►

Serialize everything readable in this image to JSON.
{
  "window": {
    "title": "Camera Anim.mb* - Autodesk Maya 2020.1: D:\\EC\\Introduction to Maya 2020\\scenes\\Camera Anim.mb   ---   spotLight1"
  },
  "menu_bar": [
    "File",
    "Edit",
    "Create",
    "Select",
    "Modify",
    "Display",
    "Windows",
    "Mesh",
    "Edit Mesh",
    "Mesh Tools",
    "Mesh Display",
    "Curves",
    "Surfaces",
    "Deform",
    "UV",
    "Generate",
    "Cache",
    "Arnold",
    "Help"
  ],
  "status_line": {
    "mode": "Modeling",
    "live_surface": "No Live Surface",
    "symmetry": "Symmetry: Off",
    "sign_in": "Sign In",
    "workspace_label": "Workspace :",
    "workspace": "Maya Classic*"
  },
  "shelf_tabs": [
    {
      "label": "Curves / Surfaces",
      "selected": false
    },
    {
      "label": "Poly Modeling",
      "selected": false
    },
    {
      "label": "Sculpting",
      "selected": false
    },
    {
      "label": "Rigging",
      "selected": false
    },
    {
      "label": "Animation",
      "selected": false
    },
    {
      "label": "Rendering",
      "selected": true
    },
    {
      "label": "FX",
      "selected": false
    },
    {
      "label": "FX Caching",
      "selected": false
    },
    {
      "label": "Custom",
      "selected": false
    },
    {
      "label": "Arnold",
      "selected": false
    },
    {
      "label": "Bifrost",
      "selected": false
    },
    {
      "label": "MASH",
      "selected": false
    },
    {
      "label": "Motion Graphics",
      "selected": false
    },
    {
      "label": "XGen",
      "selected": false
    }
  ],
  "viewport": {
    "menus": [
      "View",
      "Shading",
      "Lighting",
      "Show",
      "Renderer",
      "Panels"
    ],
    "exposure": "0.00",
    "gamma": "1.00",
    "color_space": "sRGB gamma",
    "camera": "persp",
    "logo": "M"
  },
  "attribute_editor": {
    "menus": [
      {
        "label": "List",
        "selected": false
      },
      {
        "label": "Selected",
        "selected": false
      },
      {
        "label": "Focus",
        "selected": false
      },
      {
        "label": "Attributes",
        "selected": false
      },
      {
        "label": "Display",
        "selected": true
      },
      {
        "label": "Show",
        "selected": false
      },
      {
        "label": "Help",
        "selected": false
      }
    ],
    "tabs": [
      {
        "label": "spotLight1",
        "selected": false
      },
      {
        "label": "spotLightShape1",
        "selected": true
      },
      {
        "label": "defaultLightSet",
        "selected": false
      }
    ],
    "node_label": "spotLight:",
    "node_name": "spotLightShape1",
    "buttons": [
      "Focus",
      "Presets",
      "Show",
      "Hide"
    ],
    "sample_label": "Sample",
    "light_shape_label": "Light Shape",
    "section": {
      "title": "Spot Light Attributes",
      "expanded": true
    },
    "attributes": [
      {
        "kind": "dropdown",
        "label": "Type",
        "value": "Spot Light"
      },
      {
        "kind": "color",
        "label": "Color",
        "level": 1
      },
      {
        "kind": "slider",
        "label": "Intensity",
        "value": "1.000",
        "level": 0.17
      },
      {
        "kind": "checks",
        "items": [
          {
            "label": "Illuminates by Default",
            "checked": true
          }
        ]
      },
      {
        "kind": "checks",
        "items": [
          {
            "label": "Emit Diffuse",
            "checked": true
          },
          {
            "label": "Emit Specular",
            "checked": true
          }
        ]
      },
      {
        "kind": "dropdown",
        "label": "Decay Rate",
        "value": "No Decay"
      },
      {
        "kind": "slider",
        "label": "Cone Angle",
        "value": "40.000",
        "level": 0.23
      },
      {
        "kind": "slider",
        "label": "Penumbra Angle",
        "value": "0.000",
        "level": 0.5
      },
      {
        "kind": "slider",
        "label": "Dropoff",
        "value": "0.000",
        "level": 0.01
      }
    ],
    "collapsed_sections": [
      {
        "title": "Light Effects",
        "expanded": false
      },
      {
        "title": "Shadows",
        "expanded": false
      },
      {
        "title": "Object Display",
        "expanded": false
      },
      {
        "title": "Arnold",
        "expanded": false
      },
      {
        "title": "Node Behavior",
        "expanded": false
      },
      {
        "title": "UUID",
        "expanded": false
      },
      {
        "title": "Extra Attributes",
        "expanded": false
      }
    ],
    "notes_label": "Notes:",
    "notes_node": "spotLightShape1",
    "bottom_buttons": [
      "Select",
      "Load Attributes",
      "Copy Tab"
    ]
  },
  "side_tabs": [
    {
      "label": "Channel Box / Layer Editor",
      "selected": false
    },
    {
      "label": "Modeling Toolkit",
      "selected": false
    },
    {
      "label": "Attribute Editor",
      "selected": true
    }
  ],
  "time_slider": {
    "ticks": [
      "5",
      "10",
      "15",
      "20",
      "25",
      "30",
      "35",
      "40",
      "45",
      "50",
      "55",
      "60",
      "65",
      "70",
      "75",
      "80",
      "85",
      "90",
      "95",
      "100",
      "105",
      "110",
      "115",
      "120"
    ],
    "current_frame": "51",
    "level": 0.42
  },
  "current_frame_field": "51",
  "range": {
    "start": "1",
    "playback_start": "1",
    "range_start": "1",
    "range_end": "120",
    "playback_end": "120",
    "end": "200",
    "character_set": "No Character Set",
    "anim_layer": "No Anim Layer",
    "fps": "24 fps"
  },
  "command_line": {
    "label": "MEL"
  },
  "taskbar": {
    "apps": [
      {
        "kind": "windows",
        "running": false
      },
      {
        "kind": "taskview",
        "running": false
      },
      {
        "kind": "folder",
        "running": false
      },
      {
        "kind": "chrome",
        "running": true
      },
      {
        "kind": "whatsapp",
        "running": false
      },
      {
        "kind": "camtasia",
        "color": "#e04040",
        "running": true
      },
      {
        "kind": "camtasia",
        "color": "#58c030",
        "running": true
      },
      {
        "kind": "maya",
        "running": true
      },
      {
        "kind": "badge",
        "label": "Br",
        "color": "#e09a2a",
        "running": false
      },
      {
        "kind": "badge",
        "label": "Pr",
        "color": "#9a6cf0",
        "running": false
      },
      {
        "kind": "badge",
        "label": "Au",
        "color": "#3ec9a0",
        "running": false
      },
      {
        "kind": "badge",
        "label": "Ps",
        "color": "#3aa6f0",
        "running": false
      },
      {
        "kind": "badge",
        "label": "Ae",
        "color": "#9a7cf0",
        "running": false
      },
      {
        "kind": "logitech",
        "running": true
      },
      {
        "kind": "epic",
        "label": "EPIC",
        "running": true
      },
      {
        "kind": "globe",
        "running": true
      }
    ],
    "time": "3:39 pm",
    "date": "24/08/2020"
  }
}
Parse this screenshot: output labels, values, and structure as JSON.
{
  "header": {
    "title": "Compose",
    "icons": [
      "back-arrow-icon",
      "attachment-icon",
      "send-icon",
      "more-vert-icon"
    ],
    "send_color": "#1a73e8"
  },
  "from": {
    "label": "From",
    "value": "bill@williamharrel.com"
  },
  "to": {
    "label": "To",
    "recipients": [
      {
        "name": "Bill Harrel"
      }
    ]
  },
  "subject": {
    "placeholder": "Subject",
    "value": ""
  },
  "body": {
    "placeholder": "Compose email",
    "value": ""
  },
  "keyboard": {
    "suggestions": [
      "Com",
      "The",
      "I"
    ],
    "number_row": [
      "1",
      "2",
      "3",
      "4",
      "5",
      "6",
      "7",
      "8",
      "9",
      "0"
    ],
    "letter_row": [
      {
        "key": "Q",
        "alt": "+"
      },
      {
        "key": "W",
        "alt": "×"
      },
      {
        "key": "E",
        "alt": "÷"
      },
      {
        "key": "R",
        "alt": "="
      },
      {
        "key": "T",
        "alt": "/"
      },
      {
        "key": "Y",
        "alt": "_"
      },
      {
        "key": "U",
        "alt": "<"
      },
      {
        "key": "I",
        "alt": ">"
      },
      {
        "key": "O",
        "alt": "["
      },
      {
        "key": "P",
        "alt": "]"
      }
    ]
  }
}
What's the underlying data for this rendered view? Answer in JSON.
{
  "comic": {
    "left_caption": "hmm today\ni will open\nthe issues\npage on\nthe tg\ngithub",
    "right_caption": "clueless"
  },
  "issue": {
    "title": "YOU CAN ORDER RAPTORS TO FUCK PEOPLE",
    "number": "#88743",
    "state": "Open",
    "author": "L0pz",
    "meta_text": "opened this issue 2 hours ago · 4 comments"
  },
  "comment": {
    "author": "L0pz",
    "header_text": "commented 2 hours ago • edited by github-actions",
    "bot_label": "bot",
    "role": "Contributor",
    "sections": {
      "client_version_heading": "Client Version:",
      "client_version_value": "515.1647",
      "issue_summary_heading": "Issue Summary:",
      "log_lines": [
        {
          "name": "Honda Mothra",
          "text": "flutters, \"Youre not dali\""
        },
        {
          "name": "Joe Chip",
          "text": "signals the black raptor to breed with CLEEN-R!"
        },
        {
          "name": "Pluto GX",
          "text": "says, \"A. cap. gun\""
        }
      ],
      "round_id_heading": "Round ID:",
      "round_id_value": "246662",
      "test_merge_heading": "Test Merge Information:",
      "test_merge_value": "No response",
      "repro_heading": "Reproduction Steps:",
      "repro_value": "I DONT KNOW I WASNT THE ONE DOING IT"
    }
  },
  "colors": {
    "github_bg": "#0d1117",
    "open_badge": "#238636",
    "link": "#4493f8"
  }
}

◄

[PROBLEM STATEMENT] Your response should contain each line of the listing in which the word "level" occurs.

[ANSWER BOX]
        "level": 1
        "level": 0.17
        "level": 0.23
        "level": 0.5
        "level": 0.01
    "level": 0.42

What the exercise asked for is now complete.